Our March workshop was dynamic. Julie, Mirae, Lindsey and I prepared our respective sections to facilitate the 2 hour workshop at the Carnegie Gymnasium. We had a couple new people join us, and this proved to be a bit of a challenge as we were faced with some new learning opportunities about permission and disclosure.
This time around, the structure was led as follows:
Hailey- Energy body warm up: closed eye meditation scanning body, and distributing weight through all areas of feet. Introduction of heartbeat rhythm through walking towards centre of circle and away.
(We later spoke to Karen about how to verbalize this section of the warm up, and she stated that she allows the information to be guided by the pathway of the breath.)
Lindsey- Clapping rhythm exercises to teach teamwork and getting back on rhythm when you have lost it. Hand dance work through passing around hand dance, paying attention to each person’s rhythm.
Mirae- Animal bodies, tensegrity lines and paying attention to changes in speed and curves within these explorations. What are the senses of the animals and how does it change movement? Painting with feet.
Julie- Group and duet work exploring staccato, legato, no rhythm, crescendo. Transfer these into hand energy transfer duet. Solo sharing with circle support. Conductor exercise with group following conductor using whole space.
When Lindsey began the second phase of the warm-up, two facilitators briefly spoke about possibly bringing out the camera in order to document the process. One of the new participants became triggered by this idea. Crisis mode set in, and the facilitators immediately left the idea of documenting behind.
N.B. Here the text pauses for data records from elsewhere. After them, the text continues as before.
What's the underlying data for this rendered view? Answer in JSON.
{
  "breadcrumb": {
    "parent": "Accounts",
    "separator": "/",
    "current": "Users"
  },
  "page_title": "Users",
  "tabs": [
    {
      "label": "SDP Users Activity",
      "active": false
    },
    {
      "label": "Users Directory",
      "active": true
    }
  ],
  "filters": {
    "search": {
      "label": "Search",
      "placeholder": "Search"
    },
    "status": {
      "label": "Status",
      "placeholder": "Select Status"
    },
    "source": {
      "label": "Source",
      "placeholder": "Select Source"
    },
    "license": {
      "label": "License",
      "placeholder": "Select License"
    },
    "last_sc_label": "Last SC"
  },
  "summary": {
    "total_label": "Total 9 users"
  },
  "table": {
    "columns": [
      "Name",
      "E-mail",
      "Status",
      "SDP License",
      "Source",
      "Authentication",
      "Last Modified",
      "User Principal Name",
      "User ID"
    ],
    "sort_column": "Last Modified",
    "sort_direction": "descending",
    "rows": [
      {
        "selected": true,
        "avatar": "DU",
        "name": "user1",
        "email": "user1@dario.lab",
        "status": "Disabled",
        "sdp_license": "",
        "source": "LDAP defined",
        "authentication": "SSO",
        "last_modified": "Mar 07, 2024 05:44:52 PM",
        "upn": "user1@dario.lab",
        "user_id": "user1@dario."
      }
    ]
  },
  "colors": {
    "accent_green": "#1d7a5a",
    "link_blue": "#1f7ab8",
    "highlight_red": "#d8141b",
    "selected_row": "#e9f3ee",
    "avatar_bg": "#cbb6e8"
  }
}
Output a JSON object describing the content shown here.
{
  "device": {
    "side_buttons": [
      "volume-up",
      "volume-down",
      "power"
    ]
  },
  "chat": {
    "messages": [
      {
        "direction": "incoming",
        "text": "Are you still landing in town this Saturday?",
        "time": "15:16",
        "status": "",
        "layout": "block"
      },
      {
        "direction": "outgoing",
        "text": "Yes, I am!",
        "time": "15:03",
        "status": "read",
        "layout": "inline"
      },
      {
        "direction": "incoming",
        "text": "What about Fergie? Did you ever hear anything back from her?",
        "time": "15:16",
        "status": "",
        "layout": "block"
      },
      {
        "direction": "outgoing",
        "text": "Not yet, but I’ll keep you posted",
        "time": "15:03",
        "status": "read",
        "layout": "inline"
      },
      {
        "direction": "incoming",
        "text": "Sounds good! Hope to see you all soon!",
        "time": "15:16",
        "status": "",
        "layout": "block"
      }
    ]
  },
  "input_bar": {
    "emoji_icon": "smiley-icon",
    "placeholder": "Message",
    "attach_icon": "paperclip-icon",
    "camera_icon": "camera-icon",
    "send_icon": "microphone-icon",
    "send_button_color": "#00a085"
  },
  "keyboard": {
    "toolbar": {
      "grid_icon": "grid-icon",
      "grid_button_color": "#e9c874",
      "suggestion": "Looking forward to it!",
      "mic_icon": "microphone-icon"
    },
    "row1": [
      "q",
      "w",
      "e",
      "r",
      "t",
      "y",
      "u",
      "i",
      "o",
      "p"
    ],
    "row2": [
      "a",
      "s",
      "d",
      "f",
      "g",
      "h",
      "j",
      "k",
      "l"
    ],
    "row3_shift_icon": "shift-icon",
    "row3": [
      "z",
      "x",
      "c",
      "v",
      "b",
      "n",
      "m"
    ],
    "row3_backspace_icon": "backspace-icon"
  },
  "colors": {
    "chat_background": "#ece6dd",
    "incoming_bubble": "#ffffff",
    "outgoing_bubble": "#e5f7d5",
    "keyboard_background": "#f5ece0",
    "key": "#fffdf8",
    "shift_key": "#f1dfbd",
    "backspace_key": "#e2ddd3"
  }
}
By giving the participant space to do what she needed to do, the room slowed to a meditative pace and did not react to what was going on. The participant decided that it was best for her to leave the process.
What happened in the room after this incident was quite beautiful. Lindsey continued to facilitate a calm version of the hand dance exchange, and each participant took this opportunity to calm the space and any nerves that people may have. There was a brief misunderstanding between two participants that occurred several minutes later that may have been a leftover bit of energy from the former upset, but it subsided quickly.
In our meeting post-workshop, we spoke about ways to deal with and avoid such situations. Mirae brought some materials from a workshop she attended about conflict situations and how to deal graciously with such circumstances, and the main thing that we learned was that giving the person in crisis space and distance. If the situation becomes violent or becomes harmful towards the participants or facilitators, then we would follow predetermined protocols. In the particular situation of a dance workshop, our role is to allow the dance and movement to heal any residual disturbed energy in the space. By continuing the dance, we as facilitators are not allowing the problem to become a problem that the whole group has to deal with.
The primary practical thing we learned is to disclose the possibility of filming at the beginning of the workshop and give participants the opportunity to express their desire to not be included in such documentation.